- **Exercise instructions**:
For the records below, count the lines containing the word "KAGERO" and reply with the number alone.

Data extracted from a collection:
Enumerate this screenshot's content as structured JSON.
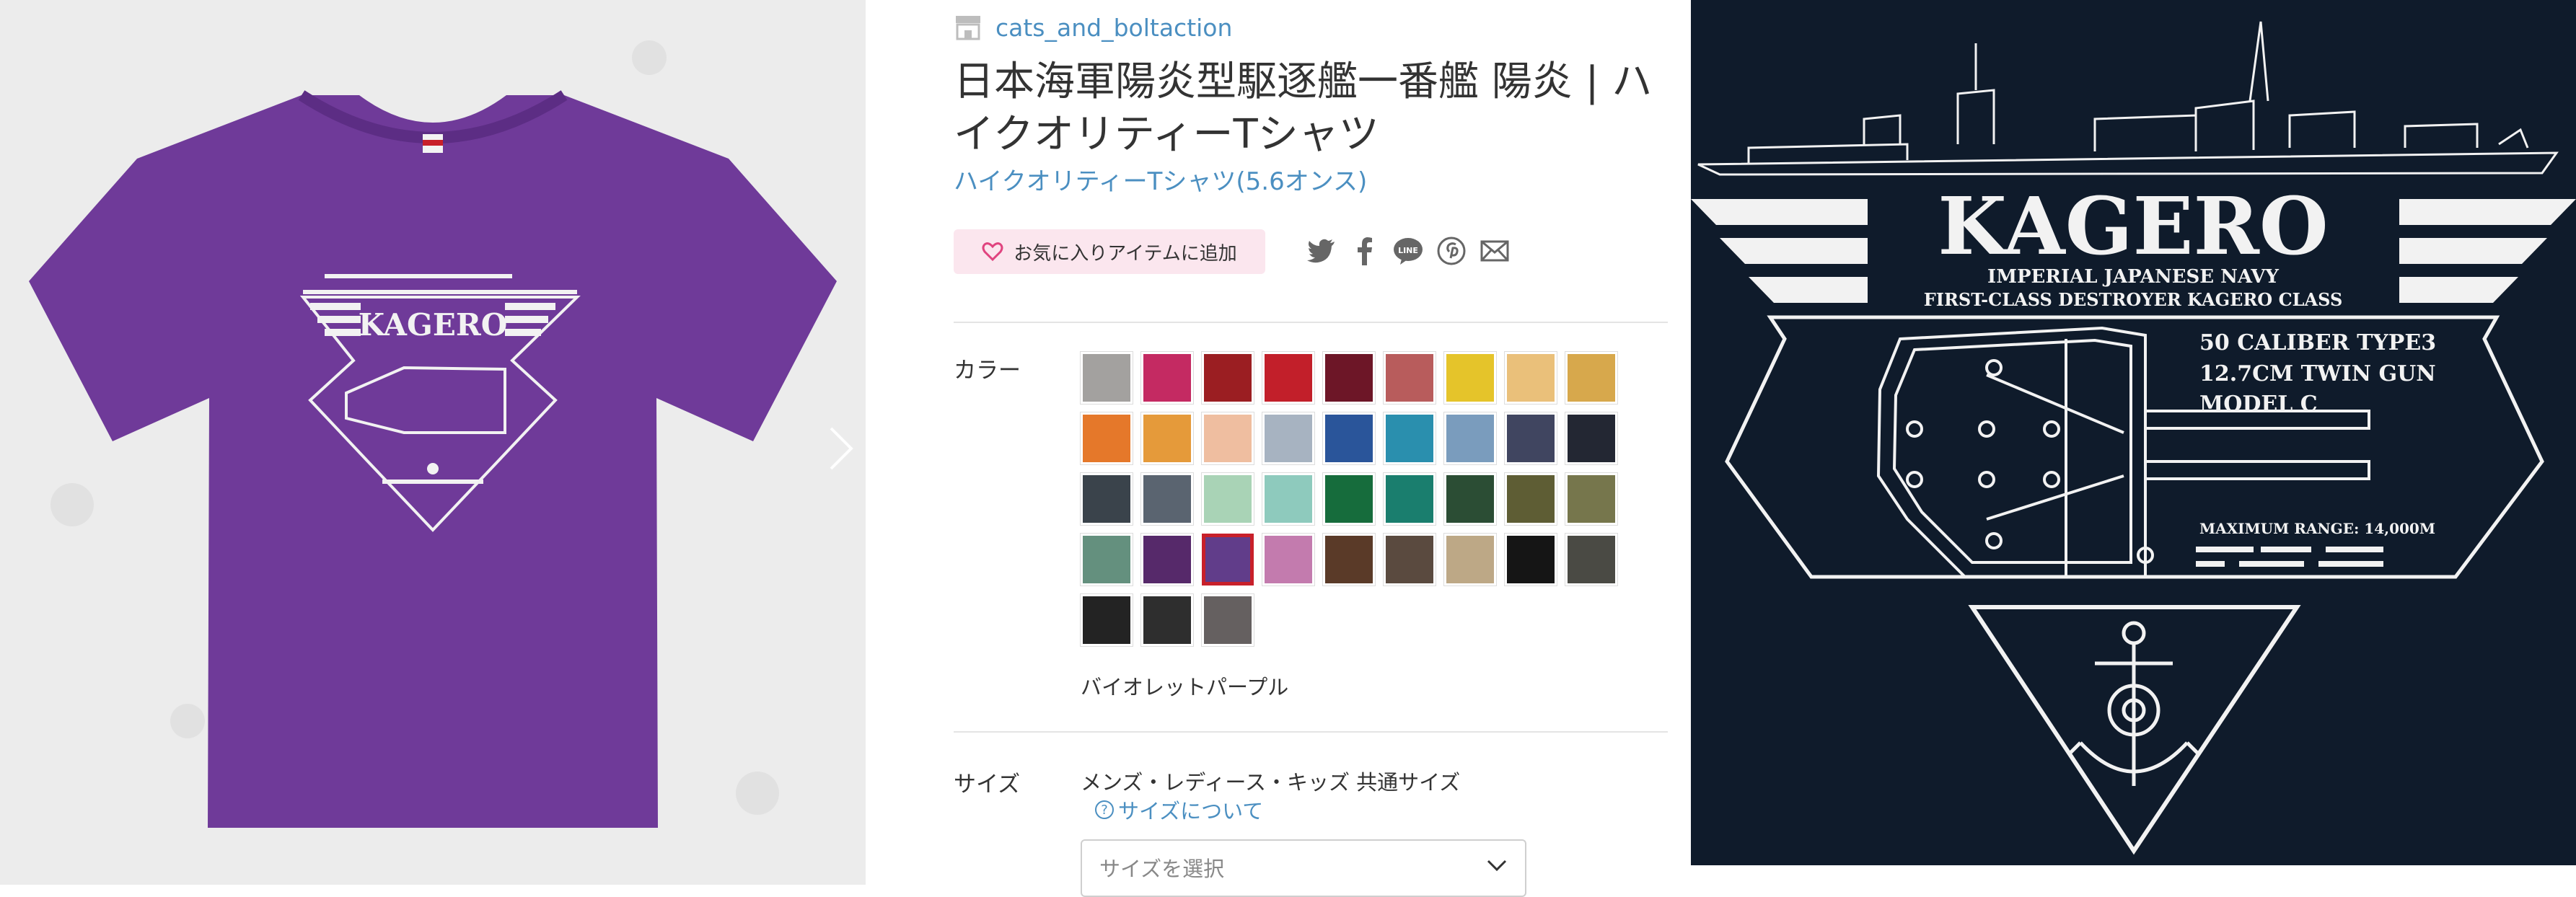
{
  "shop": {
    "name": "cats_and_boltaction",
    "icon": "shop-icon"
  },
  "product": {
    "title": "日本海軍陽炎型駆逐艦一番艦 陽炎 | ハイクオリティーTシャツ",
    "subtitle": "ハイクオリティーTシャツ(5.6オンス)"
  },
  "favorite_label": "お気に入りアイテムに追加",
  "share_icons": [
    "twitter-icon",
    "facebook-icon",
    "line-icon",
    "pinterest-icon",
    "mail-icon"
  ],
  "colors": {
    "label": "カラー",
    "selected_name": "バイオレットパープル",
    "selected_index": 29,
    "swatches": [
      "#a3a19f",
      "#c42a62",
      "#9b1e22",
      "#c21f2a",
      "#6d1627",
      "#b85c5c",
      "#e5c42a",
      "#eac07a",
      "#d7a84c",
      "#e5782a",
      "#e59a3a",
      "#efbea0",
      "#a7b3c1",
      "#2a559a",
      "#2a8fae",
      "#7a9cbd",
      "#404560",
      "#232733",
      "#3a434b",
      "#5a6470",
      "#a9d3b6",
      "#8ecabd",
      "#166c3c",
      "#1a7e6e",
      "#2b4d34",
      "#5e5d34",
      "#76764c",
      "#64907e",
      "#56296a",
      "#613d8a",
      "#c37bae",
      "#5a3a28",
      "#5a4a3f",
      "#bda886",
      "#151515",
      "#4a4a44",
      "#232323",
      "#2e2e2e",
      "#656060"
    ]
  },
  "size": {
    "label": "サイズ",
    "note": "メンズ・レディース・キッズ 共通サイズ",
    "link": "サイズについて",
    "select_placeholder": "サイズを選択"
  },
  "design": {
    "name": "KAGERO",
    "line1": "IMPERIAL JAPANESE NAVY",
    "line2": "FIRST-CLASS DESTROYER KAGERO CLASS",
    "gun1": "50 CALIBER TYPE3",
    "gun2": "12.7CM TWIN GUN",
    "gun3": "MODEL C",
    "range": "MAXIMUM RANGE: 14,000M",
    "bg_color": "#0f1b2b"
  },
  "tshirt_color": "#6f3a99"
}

- **Result**:
2